Everyone within the Samsa household must flip roles; they must break from comfortable consumer/producer routines. Mother takes up sewing; father gains part-time employment, as does Grete. At night, the family gathers to “open the books” and look over accounts, an activity that brings the most familial harmony, along with a focused resentment of Gregor. Eventually, the Samsas take on several boarders for extra rent money, and begin plotting ways to evict Gregor from the premises, to clean him out, to kill him. Gregor becomes depressed by his family’s hatred and begins to eat less and less, to diminish his role as a consumer.
One evening, the lodgers request that Grete play the violin. Gregor listens to the music and finds it so wonderful that he inches out from his room to hear more clearly. The lodgers spot him, become terrified, and terminate their residence at the flat without paying. It is the final material blow. Gregor dies soon afterward from self-starvation.
After Gregor’s death, the family is relieved and more light-hearted. Their finances have stabilized and Grete has blossomed into a strong candidate for marriage, a further reinforcement of their economic values. Harmony is restored. Like the Samsa family, many citizens experienced relief when the Occupy Wall Street Movement was removed from their city squares, church lawns and direct consciousness. These citizens should consider what they truly value in their society: protected freedoms of speech or smoothly flowing sidewalks and economics. One’s personal reaction to the Occupy Wall Street movement is a litmus test of materialist values, just as the Samsa family was tested by Gregor’s metamorphosis: Should it be cared for or killed?
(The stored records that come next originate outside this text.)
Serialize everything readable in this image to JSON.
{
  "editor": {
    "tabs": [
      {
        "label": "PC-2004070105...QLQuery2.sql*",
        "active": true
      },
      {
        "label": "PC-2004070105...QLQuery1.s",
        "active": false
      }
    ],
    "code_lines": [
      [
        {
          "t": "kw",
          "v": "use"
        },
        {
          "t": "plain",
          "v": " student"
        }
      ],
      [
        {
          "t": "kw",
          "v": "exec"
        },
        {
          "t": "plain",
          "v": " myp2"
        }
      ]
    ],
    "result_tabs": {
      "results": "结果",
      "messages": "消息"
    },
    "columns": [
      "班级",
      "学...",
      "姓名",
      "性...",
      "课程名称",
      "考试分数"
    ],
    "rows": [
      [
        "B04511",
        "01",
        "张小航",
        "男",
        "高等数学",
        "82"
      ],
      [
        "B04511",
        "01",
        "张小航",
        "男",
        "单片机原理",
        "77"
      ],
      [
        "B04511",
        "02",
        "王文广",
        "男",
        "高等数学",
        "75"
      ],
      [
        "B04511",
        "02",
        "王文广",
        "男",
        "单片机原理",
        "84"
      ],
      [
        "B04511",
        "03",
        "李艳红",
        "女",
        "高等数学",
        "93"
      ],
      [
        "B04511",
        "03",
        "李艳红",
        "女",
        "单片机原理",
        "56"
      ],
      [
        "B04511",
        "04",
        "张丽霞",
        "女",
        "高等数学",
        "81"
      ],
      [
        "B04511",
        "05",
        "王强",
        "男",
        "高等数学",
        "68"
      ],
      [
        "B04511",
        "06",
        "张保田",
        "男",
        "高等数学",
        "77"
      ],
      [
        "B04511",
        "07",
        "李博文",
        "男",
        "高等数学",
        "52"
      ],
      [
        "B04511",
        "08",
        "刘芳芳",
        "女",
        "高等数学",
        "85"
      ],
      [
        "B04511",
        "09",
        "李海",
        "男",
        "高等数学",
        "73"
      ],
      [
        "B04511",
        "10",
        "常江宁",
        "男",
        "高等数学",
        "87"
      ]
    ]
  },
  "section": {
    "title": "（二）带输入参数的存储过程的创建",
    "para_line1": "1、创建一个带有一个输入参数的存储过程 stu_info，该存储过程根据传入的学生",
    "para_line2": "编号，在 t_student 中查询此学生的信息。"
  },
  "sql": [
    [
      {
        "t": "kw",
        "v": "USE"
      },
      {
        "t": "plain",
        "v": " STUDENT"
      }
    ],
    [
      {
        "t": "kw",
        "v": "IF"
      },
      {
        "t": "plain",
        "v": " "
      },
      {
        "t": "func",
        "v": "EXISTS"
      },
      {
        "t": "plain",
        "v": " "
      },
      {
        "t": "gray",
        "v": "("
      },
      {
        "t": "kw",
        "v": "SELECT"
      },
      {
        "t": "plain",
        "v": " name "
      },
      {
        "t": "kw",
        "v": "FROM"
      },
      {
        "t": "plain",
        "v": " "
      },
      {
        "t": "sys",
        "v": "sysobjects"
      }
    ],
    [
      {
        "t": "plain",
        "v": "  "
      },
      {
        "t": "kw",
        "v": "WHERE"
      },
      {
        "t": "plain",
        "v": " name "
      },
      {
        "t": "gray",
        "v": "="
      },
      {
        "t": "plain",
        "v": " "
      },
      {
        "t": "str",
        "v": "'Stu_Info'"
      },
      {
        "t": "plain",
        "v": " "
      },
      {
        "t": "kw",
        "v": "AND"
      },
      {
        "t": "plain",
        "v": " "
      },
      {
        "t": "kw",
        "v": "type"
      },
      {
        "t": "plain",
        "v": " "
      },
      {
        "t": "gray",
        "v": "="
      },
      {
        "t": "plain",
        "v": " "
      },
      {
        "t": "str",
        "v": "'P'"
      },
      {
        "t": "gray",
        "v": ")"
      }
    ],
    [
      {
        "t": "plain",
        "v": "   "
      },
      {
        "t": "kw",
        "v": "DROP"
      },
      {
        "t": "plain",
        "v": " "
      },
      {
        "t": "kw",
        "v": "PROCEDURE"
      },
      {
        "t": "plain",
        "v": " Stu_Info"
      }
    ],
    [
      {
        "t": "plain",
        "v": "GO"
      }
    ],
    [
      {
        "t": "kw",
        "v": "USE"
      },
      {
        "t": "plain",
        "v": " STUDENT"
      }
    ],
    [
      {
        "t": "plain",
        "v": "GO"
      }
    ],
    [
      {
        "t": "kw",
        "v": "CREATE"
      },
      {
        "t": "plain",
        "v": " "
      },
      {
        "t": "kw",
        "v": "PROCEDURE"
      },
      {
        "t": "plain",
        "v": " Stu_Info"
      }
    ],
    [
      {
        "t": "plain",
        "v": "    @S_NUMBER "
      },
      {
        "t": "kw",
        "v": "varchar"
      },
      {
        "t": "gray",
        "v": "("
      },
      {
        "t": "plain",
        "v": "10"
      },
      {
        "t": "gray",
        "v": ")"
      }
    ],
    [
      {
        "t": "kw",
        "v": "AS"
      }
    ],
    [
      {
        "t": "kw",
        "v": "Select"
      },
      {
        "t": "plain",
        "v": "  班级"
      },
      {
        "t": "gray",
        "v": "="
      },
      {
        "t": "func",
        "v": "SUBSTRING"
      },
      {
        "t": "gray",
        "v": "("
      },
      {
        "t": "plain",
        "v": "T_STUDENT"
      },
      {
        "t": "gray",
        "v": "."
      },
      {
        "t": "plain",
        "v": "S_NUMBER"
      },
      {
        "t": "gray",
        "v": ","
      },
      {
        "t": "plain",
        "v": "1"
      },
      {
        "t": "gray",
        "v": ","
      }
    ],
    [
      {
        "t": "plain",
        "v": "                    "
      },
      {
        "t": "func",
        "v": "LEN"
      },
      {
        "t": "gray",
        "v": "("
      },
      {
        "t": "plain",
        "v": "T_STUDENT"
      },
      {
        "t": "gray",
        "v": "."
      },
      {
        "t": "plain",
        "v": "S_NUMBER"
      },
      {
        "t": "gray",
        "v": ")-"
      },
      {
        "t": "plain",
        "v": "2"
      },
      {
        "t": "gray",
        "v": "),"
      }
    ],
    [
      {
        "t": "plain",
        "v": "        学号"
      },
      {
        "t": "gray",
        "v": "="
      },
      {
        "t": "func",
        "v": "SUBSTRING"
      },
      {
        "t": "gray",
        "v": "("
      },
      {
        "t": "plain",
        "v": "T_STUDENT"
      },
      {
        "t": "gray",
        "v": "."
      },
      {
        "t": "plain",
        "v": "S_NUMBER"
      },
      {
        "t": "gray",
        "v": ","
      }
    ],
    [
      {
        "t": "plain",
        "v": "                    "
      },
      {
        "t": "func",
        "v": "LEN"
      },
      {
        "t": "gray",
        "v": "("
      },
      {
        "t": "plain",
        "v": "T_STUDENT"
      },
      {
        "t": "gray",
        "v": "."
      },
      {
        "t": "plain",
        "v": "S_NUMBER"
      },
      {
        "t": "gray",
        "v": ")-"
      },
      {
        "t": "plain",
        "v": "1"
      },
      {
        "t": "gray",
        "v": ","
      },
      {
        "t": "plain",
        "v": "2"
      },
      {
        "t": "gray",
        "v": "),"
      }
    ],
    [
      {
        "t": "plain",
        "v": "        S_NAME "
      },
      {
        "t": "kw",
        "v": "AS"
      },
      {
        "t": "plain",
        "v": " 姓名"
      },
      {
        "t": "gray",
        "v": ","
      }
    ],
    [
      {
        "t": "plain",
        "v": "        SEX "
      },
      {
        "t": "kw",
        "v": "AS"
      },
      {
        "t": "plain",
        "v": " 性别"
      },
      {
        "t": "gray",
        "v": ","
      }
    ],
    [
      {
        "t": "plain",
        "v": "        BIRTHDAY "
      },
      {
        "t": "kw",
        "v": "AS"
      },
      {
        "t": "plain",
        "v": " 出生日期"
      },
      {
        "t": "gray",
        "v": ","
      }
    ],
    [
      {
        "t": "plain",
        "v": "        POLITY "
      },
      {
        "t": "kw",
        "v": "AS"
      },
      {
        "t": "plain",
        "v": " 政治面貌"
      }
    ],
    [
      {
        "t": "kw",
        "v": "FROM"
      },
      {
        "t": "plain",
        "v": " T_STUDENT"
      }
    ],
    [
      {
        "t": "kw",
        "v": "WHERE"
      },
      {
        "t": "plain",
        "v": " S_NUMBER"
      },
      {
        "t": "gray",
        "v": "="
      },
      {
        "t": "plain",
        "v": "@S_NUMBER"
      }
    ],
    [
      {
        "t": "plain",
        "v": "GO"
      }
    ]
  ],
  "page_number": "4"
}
Lee Miller is the author of the Bengali novel, Kali Sunset (www.clovercreekpress.com), the story of Mrs. Sona Choudhury’s value choices influence upon the raising of her family in 20th Century India.